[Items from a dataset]
+-------+
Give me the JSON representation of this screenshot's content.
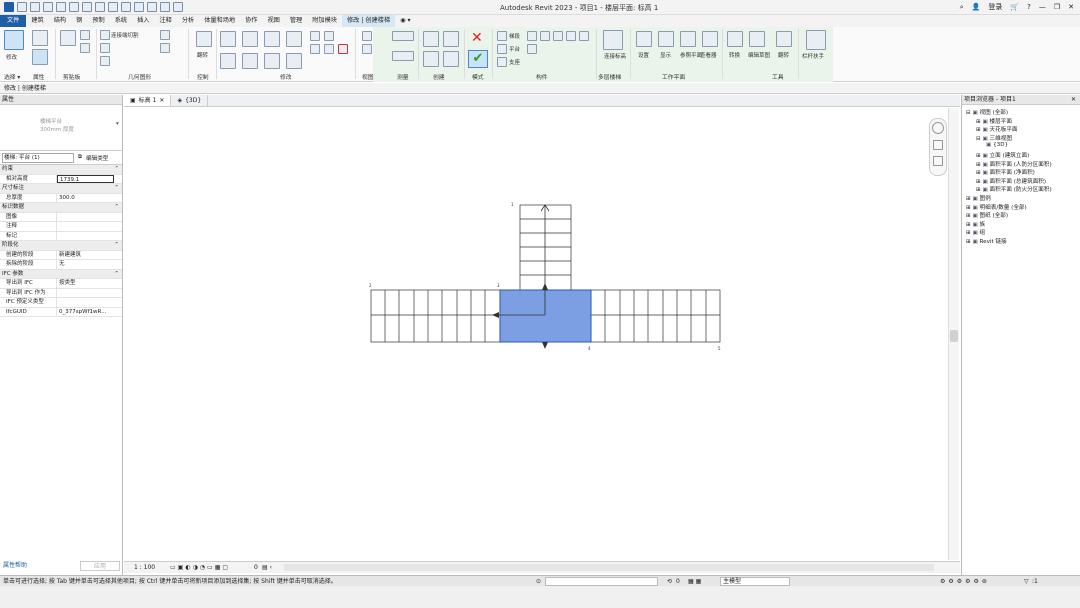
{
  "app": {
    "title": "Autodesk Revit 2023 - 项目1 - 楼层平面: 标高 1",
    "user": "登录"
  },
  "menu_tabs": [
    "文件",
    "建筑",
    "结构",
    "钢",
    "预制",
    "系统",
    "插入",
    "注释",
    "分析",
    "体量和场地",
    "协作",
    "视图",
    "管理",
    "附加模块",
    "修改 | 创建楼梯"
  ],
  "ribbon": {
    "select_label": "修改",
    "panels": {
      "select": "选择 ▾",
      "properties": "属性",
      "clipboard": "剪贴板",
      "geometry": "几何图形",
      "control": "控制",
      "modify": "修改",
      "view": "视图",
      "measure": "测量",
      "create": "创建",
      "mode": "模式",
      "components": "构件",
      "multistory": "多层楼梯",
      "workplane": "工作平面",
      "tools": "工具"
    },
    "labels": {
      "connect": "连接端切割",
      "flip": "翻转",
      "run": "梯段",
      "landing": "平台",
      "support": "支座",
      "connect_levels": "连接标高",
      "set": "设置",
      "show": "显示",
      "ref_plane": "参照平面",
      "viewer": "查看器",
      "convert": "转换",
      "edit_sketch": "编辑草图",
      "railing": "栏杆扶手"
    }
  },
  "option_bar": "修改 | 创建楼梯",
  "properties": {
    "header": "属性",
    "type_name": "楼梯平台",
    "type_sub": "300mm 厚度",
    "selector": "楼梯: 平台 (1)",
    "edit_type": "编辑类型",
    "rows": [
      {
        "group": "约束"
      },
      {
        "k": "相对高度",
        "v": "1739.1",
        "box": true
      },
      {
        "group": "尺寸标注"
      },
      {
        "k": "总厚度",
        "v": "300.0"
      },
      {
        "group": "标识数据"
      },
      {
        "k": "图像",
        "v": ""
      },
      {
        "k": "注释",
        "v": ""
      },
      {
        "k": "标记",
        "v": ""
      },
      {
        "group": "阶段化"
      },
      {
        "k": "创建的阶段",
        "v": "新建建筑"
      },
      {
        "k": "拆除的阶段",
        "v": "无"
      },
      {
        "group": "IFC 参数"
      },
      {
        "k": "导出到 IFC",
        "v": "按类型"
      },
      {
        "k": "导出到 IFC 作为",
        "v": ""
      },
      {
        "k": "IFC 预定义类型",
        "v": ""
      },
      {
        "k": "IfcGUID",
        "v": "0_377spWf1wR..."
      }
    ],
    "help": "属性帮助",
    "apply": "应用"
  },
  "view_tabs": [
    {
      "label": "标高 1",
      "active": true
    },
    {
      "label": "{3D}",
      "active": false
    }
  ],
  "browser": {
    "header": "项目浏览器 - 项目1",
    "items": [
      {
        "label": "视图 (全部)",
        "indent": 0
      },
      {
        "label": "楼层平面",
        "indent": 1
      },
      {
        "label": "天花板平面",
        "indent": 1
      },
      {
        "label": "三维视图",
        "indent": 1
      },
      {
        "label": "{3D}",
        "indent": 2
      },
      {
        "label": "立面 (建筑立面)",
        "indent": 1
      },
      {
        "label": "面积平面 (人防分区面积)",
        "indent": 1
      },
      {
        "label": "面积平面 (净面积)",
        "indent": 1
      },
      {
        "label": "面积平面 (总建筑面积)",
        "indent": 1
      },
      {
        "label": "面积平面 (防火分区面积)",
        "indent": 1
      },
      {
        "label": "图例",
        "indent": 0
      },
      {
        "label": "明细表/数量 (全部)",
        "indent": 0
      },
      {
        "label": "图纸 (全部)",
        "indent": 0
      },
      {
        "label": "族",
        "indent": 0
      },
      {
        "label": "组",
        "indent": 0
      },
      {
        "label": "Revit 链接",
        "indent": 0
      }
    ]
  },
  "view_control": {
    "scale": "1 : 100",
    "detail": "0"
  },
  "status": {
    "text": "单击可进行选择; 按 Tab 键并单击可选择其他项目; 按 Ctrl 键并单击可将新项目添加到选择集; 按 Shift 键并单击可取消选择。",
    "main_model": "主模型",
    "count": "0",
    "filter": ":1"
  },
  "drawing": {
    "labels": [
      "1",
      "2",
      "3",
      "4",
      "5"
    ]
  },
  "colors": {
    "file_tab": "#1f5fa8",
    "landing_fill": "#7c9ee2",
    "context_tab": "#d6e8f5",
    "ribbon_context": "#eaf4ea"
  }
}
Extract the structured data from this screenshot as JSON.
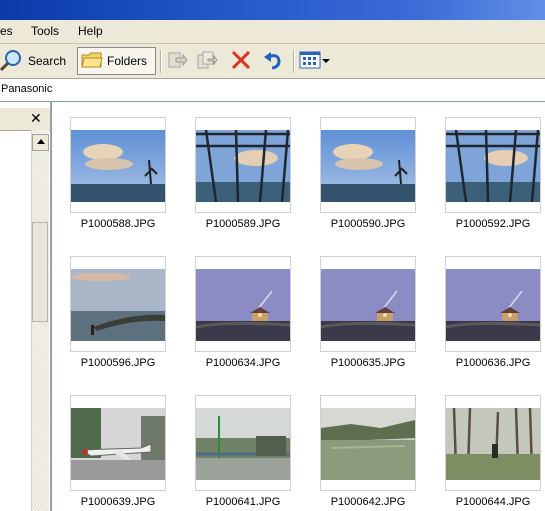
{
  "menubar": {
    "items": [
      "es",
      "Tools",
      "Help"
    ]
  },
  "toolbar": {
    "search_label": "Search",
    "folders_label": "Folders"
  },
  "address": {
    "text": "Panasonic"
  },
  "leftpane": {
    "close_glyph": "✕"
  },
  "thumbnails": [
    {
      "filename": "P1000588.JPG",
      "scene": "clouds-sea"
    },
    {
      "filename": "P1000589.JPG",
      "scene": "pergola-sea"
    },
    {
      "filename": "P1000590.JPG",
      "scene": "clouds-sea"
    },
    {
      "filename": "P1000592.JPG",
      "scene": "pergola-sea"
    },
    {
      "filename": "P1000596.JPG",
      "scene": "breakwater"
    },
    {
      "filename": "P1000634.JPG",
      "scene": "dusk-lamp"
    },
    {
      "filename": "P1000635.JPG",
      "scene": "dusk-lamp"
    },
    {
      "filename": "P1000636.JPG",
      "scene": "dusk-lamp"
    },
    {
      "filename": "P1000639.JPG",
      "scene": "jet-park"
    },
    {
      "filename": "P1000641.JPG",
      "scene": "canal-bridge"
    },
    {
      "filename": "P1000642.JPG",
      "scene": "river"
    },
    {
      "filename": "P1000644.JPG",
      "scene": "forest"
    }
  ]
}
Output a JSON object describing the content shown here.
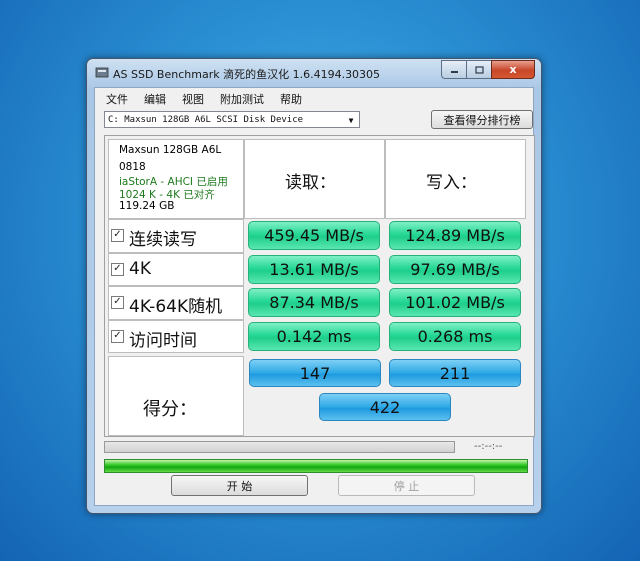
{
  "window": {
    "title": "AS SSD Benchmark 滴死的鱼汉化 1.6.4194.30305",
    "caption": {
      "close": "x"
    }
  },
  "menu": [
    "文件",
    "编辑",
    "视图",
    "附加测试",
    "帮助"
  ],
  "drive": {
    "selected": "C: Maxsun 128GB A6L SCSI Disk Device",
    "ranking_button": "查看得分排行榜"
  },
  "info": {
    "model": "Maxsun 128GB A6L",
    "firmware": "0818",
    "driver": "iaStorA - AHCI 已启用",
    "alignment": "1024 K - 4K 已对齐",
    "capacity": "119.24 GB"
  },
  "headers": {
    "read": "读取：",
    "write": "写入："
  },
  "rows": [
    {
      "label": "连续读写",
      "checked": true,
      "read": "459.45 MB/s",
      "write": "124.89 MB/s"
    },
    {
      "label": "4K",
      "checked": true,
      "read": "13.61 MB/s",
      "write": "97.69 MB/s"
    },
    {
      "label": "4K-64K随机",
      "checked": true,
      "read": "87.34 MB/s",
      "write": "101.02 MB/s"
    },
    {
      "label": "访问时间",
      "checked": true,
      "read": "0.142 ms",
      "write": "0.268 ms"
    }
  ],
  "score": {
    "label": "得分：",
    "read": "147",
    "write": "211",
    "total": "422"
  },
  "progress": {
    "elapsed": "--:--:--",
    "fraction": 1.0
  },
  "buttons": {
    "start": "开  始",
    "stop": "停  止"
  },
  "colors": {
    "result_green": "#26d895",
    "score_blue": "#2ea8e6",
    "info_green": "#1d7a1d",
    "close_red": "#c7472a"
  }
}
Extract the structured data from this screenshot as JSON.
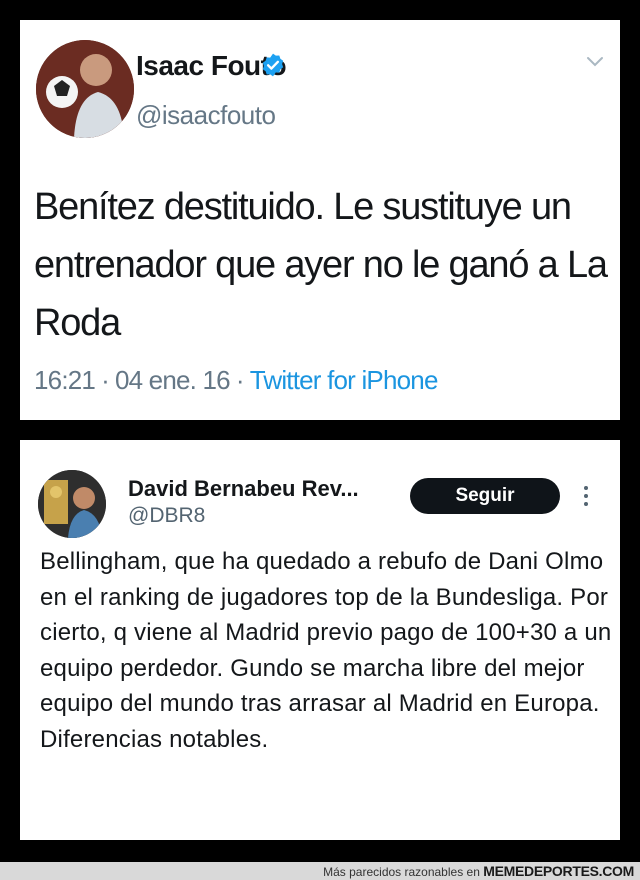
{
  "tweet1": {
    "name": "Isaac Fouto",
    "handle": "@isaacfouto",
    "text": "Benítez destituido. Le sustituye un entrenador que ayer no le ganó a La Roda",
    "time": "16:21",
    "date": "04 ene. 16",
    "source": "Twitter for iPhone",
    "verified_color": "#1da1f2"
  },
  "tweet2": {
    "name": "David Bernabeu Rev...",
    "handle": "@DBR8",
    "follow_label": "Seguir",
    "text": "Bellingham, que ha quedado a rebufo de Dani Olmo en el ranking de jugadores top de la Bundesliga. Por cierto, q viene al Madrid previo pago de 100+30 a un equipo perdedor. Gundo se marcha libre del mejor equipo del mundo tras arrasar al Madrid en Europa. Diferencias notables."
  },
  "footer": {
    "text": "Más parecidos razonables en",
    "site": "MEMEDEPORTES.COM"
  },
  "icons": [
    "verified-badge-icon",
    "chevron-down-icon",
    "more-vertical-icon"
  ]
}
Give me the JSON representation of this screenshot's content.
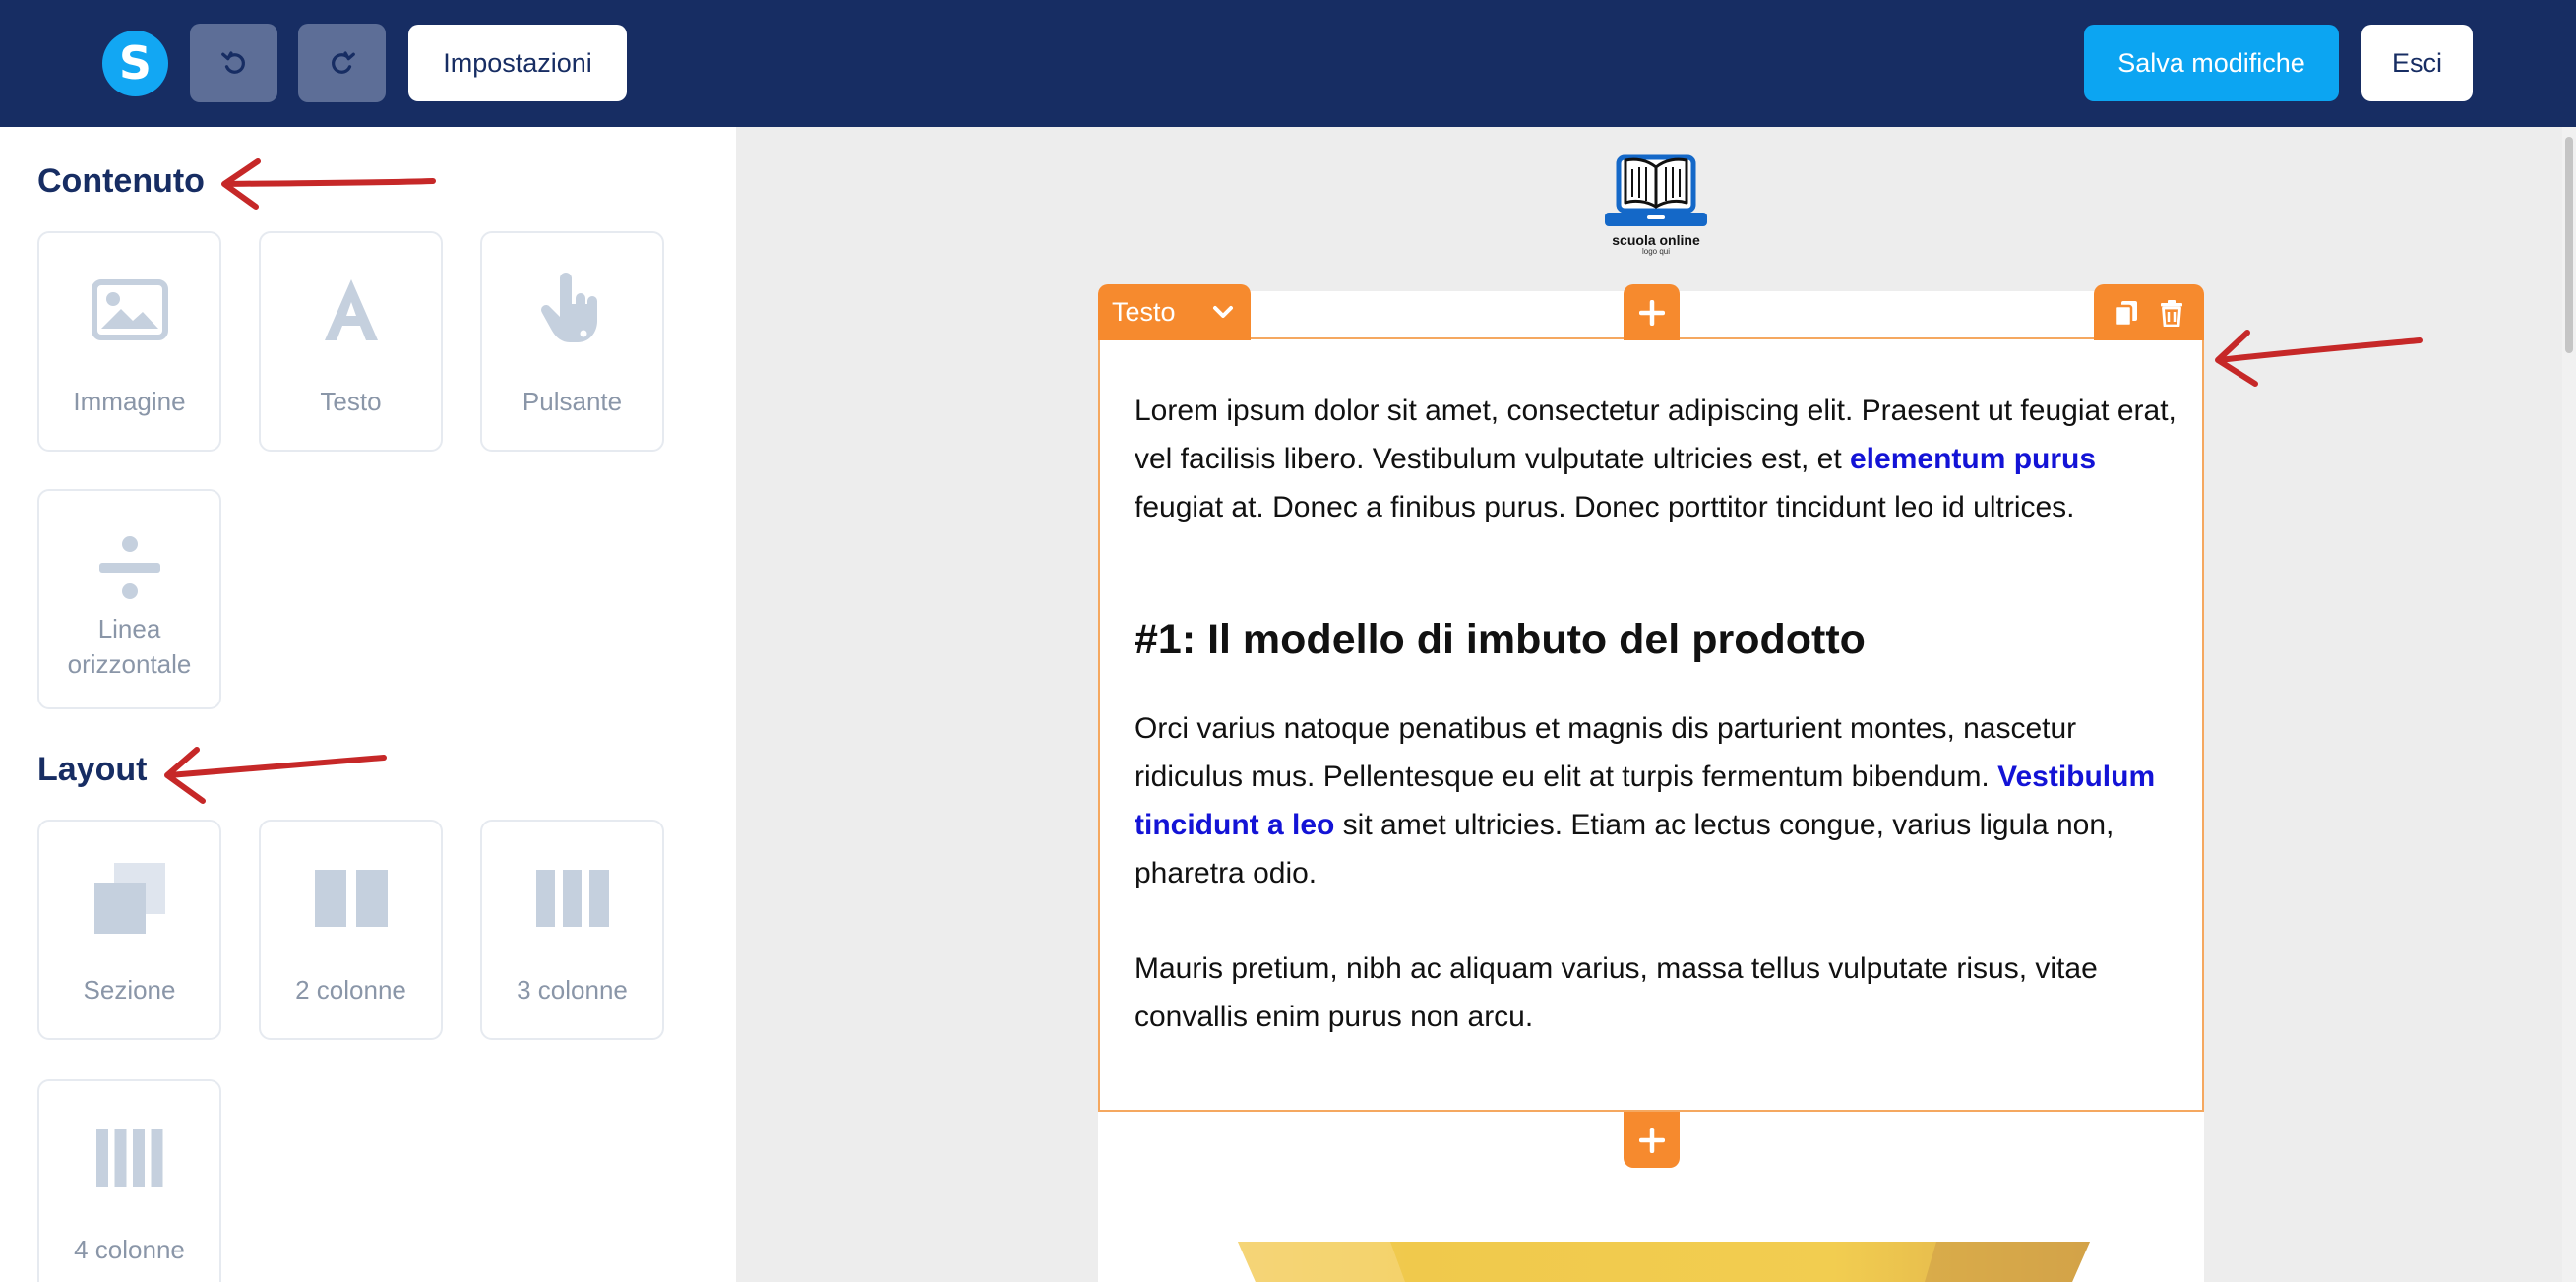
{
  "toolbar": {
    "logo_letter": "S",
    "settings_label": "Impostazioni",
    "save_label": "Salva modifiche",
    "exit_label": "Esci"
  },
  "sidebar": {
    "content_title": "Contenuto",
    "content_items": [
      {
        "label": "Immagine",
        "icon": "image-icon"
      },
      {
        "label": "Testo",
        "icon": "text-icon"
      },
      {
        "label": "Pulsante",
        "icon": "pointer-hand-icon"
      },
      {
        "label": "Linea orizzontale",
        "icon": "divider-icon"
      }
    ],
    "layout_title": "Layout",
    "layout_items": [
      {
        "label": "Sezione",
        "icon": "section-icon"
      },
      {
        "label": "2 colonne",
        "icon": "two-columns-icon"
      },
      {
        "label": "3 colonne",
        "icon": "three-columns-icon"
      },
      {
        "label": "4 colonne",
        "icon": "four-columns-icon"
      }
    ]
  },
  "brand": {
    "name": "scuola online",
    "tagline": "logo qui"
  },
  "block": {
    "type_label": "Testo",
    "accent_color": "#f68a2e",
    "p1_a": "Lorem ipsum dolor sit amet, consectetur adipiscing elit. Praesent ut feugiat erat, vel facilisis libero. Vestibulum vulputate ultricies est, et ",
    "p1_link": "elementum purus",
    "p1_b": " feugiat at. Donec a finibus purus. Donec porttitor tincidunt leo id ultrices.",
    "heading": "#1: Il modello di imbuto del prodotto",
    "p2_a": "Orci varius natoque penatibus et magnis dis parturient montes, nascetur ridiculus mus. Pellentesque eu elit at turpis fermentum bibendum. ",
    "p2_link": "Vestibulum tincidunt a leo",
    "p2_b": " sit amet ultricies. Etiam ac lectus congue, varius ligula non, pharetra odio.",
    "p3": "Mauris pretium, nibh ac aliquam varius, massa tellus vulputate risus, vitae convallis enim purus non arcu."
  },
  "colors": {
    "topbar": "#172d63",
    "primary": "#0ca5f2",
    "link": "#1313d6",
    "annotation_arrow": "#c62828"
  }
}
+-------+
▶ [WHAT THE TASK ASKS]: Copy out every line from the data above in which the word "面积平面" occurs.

▶ [ANSWER TO THIS TASK]:
        "label": "面积平面 (人防分区面积)",
        "label": "面积平面 (净面积)",
        "label": "面积平面 (总建筑面积)",
        "label": "面积平面 (防火分区面积)",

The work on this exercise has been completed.